To start, you need to cut off the tongue and that should be facing the wall so that the groove will still be in tact and looking out to the rest of the open room. The reason for this is because you want to be able to put another tongue into that groove. Make sense?
Okay, now use the spacers with the appropriate specs to make sure the boards don’t touch the wall (this is how you create your gap) and you’ll remove the spacers when you’re done the install. When you get down to the end of the wall and need to cut the first piece, make sure you cut to the length you need it BEFORE you cut off the tongue.
The remainder of that piece will start the next row, so you need the tongue in-tact. That same concept is how you’ll continue to lay these rows as you go – when you cut the last board to fit size at the end of each row, the remaining piece will begin the next row, so on and so on.
Now, when putting the tongue in the groove, I slid it in at 45 degree angle then pushed the board to ground, while maintaining pressure against the board. Once it was down, I used the tapping block (used to make sure you don’t chip the board) and rubber mallet to make sure the boards are tight together, on both the long end and short end.
I made sure there were absolutely no gaps in any of my boards and I tapped every single one, even if I knew it was tight.
I can tell you now after laying this floor down 3 years ago, there have been zero gaps, buckling, or lifting in my floor, all 700 plus square feet of it. It looks as if it was just installed. This is after numerous hot, humid summers, and ice cold winters, when the boards typically expand and contract.

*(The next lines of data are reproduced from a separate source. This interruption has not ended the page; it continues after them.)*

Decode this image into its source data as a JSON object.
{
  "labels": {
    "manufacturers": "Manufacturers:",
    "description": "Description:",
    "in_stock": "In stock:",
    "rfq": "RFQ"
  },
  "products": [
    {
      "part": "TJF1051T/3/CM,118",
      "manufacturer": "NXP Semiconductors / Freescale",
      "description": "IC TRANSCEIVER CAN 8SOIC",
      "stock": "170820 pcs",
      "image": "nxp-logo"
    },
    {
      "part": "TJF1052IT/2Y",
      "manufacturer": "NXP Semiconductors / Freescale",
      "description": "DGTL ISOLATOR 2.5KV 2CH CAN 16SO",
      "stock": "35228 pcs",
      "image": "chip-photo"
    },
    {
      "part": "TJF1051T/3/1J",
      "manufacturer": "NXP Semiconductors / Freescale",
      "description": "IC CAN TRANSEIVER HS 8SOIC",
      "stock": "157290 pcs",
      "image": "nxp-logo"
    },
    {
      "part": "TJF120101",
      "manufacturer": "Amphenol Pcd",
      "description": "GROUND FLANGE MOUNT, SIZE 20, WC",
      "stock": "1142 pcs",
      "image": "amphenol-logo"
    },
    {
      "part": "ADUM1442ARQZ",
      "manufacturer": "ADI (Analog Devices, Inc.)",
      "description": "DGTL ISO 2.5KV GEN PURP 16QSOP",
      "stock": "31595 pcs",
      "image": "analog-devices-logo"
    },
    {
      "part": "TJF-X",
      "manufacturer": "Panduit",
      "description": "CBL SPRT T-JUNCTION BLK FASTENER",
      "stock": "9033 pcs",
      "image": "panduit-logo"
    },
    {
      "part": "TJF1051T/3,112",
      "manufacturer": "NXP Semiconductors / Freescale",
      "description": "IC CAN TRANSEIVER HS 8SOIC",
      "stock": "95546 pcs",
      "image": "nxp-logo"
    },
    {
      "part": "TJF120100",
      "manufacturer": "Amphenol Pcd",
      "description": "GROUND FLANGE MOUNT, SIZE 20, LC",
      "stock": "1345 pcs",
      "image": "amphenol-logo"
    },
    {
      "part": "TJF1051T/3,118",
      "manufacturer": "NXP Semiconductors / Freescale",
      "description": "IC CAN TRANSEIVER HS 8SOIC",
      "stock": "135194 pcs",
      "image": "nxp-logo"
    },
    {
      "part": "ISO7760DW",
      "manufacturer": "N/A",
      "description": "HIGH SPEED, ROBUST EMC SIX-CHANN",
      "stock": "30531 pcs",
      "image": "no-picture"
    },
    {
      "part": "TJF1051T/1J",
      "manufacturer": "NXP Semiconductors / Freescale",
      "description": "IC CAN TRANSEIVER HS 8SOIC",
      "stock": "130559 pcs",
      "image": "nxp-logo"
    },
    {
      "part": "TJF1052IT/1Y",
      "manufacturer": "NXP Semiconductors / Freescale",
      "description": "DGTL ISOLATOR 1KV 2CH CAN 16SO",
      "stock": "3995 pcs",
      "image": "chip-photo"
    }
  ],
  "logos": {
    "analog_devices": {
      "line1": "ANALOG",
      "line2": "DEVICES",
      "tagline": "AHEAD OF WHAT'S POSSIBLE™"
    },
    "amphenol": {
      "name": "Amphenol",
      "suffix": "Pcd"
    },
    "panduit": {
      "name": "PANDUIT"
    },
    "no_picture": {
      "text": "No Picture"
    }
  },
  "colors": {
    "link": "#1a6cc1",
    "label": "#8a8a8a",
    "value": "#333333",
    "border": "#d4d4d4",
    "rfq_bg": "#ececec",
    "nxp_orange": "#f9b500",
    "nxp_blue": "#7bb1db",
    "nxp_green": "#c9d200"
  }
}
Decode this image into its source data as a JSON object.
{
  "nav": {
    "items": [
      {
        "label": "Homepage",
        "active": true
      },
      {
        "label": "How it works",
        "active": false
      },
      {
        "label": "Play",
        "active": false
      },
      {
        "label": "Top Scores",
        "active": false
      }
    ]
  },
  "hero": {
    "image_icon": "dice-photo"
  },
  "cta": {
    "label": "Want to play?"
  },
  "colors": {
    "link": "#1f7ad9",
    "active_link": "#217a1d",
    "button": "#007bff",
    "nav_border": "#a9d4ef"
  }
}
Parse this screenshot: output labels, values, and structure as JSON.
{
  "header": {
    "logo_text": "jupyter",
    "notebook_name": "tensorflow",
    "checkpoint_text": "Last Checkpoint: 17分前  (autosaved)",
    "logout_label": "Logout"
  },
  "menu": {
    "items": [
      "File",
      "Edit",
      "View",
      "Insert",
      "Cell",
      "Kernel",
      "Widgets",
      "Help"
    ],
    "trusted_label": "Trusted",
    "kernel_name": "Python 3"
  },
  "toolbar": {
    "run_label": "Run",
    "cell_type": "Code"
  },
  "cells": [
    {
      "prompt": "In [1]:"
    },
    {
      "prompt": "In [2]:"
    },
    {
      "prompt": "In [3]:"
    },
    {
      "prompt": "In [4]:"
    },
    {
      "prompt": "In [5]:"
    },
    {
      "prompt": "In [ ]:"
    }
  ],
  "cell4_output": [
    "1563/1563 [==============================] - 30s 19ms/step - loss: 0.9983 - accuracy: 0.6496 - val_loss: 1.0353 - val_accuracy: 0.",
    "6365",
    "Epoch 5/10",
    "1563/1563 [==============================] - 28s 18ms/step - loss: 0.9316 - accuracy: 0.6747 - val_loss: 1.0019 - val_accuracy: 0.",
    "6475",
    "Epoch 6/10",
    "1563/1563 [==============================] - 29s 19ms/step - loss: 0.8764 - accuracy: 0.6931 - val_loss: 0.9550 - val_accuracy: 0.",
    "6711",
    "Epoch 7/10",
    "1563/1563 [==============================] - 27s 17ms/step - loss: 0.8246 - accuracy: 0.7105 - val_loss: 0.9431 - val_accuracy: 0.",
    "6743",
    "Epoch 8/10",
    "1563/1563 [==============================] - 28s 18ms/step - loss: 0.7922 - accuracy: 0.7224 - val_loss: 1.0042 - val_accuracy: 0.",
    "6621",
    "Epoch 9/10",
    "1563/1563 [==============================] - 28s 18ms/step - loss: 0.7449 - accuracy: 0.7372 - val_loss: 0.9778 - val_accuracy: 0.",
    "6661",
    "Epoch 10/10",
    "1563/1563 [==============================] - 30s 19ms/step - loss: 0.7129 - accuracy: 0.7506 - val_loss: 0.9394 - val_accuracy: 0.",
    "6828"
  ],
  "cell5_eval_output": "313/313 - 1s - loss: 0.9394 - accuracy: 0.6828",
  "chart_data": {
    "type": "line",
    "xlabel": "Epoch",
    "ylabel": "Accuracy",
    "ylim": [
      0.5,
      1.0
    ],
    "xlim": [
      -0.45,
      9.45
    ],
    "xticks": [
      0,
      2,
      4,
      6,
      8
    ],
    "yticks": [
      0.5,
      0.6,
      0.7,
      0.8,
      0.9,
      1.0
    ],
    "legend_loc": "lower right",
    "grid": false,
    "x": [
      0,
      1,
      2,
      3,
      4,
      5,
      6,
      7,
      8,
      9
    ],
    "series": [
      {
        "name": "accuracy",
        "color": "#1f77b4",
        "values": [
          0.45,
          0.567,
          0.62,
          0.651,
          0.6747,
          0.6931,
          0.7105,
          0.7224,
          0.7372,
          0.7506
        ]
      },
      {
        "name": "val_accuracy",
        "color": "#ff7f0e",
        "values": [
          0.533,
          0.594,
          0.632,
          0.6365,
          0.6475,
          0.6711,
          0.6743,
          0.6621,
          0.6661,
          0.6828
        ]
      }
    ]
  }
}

I’m saying this so you know how critical it is that these boards are tight when they’re installed, and have the proper gapping where they meet the wall. If done right, it will look good, and last a very long time.
Step 4: Transition Strips – It’s pretty much that easy to install these snap-and-click boards but you’ll also need to install transition strips when you’re done, which can occur if you bump up against tile, carpet, or other wood floor.
I only have experience transitioning to tile, which is probably much harder than transitioning to carpet. There are different transition strips for different types of floor transitions (Pergo to carpet, Pergo to tile, Pergo to whatever else) so make sure you get the right one.
My flooring came in contact with tile in numerous places, and the tile was much higher than the Pergo floor, so I needed to improvise a bit. In a perfect scenario, you pretty much screw a metal track into the subfloor then just snap the transition strip “tongue”, on the underside of the transition strip, into the metal track using a rubber mallet, and you’re done.
The problem I ran into was that the tile was too high so the transition strip tongue would never reach the metal track. To fix this, I just installed a piece of wood underneath the metal track first, to “boost” it up. After that, it fit great.
Another issue you might run into is uneven subfloor. If there is a high spot in your subfloor, you might have to sand down any bumps to get it as level as possible. If there is a dip in your subfloor, you could use shims underneath the Pergo to level it out.
If there are any questions, let me know in the comments below and I can help you out.